What to produce: Using the records below, find how many lines hold the word "Board" and reply with only that number.

Data for this task:
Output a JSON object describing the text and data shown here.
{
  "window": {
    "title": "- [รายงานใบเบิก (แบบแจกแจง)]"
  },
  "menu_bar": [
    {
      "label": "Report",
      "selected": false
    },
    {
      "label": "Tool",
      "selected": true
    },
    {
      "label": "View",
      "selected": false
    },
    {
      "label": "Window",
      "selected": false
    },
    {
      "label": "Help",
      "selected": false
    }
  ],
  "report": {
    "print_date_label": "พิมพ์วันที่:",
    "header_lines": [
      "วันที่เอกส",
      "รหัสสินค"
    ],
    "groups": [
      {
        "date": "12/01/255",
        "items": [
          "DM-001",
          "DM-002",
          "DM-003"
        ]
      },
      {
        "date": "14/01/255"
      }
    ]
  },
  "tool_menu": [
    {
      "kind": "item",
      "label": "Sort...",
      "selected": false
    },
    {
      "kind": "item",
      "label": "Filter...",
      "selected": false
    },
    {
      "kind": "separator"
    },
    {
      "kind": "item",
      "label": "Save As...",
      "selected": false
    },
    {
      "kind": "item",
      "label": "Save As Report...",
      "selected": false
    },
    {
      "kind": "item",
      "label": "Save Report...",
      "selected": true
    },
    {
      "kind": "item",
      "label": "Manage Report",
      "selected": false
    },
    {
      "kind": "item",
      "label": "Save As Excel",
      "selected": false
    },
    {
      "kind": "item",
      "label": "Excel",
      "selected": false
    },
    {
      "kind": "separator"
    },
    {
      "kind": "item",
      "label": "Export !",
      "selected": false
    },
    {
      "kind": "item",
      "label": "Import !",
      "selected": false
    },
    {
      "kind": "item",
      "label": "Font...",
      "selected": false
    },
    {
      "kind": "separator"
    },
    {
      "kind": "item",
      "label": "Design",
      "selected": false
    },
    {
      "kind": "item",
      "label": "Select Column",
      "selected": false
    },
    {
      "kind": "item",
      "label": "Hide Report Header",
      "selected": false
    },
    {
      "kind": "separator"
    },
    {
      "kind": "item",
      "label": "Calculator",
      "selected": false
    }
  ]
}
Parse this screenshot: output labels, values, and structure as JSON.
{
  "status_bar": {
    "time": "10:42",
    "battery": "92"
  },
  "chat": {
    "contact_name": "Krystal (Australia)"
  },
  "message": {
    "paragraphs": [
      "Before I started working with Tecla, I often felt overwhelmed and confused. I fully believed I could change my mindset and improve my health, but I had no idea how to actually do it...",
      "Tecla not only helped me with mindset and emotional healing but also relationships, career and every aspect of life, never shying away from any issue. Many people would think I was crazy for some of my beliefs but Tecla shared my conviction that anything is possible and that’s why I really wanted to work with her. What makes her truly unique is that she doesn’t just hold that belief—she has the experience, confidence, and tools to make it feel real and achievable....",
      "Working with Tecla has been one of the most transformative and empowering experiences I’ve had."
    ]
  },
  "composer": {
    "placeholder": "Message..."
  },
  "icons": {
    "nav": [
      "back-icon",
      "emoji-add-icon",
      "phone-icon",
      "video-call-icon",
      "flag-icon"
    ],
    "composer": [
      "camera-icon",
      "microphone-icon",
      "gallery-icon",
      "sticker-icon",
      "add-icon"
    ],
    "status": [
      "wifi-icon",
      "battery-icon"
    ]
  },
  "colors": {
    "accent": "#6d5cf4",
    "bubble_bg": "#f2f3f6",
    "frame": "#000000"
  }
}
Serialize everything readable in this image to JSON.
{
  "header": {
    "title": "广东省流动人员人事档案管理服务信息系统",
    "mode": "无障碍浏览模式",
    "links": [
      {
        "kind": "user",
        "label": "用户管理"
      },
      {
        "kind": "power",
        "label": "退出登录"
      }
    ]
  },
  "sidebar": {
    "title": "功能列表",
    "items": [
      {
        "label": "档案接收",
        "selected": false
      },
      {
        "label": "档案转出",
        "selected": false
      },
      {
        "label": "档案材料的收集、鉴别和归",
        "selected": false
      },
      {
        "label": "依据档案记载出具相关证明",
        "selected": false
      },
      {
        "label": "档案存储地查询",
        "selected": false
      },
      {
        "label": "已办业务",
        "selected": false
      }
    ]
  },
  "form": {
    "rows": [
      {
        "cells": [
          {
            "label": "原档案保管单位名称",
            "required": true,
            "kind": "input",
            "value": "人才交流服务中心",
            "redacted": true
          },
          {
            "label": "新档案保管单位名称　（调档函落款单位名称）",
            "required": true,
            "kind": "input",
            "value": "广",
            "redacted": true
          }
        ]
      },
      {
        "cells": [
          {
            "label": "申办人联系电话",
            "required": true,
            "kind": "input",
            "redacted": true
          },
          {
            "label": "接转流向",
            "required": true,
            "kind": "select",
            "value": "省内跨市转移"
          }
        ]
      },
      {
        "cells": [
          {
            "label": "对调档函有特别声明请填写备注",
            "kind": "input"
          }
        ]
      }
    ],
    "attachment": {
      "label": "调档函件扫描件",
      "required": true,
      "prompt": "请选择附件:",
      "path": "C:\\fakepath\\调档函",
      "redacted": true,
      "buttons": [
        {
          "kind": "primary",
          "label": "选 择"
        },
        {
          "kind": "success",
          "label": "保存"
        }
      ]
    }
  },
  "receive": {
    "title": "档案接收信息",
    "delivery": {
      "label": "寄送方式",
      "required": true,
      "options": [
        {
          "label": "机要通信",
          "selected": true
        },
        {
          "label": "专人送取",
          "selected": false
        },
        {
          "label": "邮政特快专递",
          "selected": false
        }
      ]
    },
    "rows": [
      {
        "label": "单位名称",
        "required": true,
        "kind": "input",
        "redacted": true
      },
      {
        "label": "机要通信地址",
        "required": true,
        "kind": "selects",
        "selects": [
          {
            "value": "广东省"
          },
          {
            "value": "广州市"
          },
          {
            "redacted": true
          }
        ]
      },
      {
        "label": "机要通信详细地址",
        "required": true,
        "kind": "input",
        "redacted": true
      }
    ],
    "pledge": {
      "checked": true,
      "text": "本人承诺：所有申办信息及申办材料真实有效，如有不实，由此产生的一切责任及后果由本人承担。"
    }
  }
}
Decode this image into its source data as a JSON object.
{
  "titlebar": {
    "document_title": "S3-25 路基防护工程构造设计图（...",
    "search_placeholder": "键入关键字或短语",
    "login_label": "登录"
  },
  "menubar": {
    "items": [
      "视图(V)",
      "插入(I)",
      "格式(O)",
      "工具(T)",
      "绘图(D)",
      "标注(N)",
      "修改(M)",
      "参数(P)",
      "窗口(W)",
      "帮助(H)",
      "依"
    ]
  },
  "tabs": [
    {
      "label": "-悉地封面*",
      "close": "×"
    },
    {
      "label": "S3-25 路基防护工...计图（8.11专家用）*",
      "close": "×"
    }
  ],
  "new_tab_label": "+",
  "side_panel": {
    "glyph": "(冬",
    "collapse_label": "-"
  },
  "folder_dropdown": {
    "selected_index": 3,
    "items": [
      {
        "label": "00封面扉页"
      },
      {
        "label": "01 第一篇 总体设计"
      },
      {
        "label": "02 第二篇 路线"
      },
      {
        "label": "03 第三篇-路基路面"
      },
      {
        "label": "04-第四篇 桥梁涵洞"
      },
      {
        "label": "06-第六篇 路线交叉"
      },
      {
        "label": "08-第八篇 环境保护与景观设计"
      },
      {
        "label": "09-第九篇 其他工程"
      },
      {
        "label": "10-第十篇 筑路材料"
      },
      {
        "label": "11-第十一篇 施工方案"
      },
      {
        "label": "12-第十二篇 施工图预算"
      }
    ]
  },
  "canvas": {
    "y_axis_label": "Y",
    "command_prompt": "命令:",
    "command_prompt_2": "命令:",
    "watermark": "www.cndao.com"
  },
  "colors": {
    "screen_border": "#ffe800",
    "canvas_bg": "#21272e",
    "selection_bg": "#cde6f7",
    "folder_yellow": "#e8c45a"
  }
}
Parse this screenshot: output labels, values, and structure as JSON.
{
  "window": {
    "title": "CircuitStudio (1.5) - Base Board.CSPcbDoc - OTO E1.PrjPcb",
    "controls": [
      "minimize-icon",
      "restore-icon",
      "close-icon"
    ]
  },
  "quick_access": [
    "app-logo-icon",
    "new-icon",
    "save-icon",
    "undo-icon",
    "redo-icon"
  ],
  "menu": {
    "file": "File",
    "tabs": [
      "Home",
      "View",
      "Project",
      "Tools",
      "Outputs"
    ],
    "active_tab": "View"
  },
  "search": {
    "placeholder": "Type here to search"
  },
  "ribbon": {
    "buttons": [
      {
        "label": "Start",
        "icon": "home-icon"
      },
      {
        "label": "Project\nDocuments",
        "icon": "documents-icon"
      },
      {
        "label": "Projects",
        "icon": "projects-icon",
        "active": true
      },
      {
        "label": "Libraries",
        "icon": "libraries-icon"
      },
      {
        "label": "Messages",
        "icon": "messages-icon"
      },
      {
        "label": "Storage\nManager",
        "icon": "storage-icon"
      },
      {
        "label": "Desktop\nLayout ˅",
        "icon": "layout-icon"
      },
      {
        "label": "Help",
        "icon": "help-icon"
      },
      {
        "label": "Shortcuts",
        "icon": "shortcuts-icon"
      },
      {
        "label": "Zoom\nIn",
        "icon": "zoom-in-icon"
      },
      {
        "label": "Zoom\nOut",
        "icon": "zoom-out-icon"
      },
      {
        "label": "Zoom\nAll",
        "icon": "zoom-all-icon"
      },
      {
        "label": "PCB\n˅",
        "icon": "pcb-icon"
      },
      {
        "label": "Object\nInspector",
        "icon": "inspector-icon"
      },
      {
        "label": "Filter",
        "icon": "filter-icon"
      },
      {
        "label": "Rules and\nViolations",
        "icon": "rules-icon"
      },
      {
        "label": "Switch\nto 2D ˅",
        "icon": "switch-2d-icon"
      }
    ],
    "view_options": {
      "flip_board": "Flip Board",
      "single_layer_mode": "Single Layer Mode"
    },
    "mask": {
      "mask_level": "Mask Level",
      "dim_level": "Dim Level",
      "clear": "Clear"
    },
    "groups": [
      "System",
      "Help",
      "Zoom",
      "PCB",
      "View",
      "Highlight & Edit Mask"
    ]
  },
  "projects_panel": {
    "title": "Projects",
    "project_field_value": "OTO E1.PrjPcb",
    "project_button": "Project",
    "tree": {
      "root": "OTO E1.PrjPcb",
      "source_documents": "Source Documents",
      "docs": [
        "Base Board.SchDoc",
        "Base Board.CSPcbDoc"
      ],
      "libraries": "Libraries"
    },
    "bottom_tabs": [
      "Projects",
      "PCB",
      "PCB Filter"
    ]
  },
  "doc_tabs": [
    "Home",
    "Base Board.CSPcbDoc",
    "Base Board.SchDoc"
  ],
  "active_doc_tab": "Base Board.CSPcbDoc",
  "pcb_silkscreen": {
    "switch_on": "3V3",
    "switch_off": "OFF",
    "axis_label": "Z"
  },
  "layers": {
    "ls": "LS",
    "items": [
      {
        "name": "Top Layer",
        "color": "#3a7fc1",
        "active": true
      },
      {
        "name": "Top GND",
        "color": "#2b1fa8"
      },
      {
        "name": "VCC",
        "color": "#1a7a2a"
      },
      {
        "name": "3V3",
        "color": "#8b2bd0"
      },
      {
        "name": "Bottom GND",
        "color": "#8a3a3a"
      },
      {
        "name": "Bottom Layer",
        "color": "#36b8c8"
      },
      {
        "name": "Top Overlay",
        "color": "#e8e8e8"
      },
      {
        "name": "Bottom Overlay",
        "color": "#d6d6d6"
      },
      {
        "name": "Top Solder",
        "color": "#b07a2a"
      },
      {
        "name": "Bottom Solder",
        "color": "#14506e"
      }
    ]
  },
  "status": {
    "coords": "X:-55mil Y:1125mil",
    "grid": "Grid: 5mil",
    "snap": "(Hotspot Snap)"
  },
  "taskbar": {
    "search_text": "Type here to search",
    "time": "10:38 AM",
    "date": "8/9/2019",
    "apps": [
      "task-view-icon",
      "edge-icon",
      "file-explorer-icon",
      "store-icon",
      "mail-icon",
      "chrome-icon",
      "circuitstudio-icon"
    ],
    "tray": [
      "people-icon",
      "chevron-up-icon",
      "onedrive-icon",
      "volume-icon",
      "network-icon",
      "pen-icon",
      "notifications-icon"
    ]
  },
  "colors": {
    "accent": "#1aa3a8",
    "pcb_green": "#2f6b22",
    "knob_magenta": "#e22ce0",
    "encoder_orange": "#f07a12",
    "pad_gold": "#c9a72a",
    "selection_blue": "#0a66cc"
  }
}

Problem solution: 7